Data listing:
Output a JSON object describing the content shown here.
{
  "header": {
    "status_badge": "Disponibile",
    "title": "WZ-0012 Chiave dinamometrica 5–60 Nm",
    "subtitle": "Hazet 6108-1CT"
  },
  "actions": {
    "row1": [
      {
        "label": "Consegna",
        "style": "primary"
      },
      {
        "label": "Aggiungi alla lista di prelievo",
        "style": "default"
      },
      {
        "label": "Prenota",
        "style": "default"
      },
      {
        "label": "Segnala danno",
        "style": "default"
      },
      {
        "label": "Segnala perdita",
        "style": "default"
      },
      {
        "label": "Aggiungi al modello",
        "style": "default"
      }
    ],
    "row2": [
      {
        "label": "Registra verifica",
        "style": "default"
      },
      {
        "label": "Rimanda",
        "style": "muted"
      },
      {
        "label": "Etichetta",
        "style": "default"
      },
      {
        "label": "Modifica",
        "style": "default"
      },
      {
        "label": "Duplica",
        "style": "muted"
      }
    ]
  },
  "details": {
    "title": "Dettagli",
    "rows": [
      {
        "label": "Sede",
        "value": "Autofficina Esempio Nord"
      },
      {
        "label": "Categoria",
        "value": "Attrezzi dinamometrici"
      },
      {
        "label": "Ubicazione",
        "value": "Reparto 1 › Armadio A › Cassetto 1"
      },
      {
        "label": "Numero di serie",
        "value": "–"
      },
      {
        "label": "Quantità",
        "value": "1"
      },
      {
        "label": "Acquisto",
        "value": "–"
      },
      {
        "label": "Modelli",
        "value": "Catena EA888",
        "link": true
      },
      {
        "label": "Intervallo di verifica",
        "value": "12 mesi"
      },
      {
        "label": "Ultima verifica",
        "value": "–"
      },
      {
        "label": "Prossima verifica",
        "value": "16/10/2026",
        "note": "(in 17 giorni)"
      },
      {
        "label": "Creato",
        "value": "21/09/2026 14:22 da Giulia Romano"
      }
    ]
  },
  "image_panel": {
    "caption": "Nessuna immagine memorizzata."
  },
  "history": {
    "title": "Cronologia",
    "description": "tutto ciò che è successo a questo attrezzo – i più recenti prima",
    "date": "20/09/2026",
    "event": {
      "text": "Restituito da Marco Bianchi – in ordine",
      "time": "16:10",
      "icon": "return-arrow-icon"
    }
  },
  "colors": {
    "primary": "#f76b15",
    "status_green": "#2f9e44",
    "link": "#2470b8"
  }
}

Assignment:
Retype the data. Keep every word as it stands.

Output of the task:
Output a JSON object describing the content shown here.
{
  "header": {
    "status_badge": "Disponibile",
    "title": "WZ-0012 Chiave dinamometrica 5–60 Nm",
    "subtitle": "Hazet 6108-1CT"
  },
  "actions": {
    "row1": [
      {
        "label": "Consegna",
        "style": "primary"
      },
      {
        "label": "Aggiungi alla lista di prelievo",
        "style": "default"
      },
      {
        "label": "Prenota",
        "style": "default"
      },
      {
        "label": "Segnala danno",
        "style": "default"
      },
      {
        "label": "Segnala perdita",
        "style": "default"
      },
      {
        "label": "Aggiungi al modello",
        "style": "default"
      }
    ],
    "row2": [
      {
        "label": "Registra verifica",
        "style": "default"
      },
      {
        "label": "Rimanda",
        "style": "muted"
      },
      {
        "label": "Etichetta",
        "style": "default"
      },
      {
        "label": "Modifica",
        "style": "default"
      },
      {
        "label": "Duplica",
        "style": "muted"
      }
    ]
  },
  "details": {
    "title": "Dettagli",
    "rows": [
      {
        "label": "Sede",
        "value": "Autofficina Esempio Nord"
      },
      {
        "label": "Categoria",
        "value": "Attrezzi dinamometrici"
      },
      {
        "label": "Ubicazione",
        "value": "Reparto 1 › Armadio A › Cassetto 1"
      },
      {
        "label": "Numero di serie",
        "value": "–"
      },
      {
        "label": "Quantità",
        "value": "1"
      },
      {
        "label": "Acquisto",
        "value": "–"
      },
      {
        "label": "Modelli",
        "value": "Catena EA888",
        "link": true
      },
      {
        "label": "Intervallo di verifica",
        "value": "12 mesi"
      },
      {
        "label": "Ultima verifica",
        "value": "–"
      },
      {
        "label": "Prossima verifica",
        "value": "16/10/2026",
        "note": "(in 17 giorni)"
      },
      {
        "label": "Creato",
        "value": "21/09/2026 14:22 da Giulia Romano"
      }
    ]
  },
  "image_panel": {
    "caption": "Nessuna immagine memorizzata."
  },
  "history": {
    "title": "Cronologia",
    "description": "tutto ciò che è successo a questo attrezzo – i più recenti prima",
    "date": "20/09/2026",
    "event": {
      "text": "Restituito da Marco Bianchi – in ordine",
      "time": "16:10",
      "icon": "return-arrow-icon"
    }
  },
  "colors": {
    "primary": "#f76b15",
    "status_green": "#2f9e44",
    "link": "#2470b8"
  }
}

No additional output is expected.